XIII "Le Cygne" (The Swan) Edit
Main article: Le Cygne
Two pianos and cello: a slowly moving cello melody (which evokes the swan elegantly gliding over the water) is played over rippling sixteenths in one piano and rolled chords in the other (said to represent the swan's feet, hidden from view beneath the water, propelling it along).
A staple of the cello repertoire, this is one of the most well-known movements of the suite, usually in the version for cello with a solo piano which was the only publication of this work in Saint-Saëns's lifetime. More than twenty other arrangements of this movement have also been published, with solo instruments ranging from flute to alto saxophone.
A short ballet, The Dying Swan, was choreographed in 1905 by Mikhail Fokine to this movement and performed by Anna Pavlova. Pavlova gave some 4,000 performances of the dance and "swept the world."

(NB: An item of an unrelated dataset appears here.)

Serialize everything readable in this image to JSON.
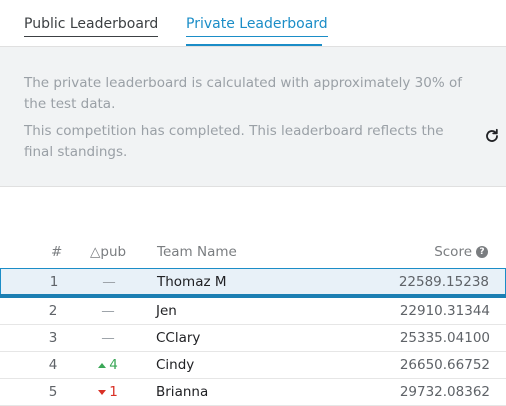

XIV Final (Finale) Edit
Full ensemble: the finale opens on the same tremolo notes in the pianos as in the introduction, which is soon reinforced by the wind instruments, the glass harmonica, and the xylophone. The strings build the tension with a few low notes, leading to glissandi by the piano before the lively main melody is introduced. The Finale is somewhat reminiscent of an American carnival of the 19th century, with one piano always maintaining a bouncy eighth-note rhythm. Although the melody is relatively simple, the supporting harmonies are ornamented in the style that is typical of Saint-Saëns' compositions for piano; dazzling scales, glissandi, and trills. Many of the previous movements are quoted here from the introduction, the lion, the swift animals, hens and roosters, the cuckoo, and the kangaroos. The work ends with a series of seven "hee-haws" from the zebras as if to say that the zebra has the last laugh, before the final strong group of C major chords.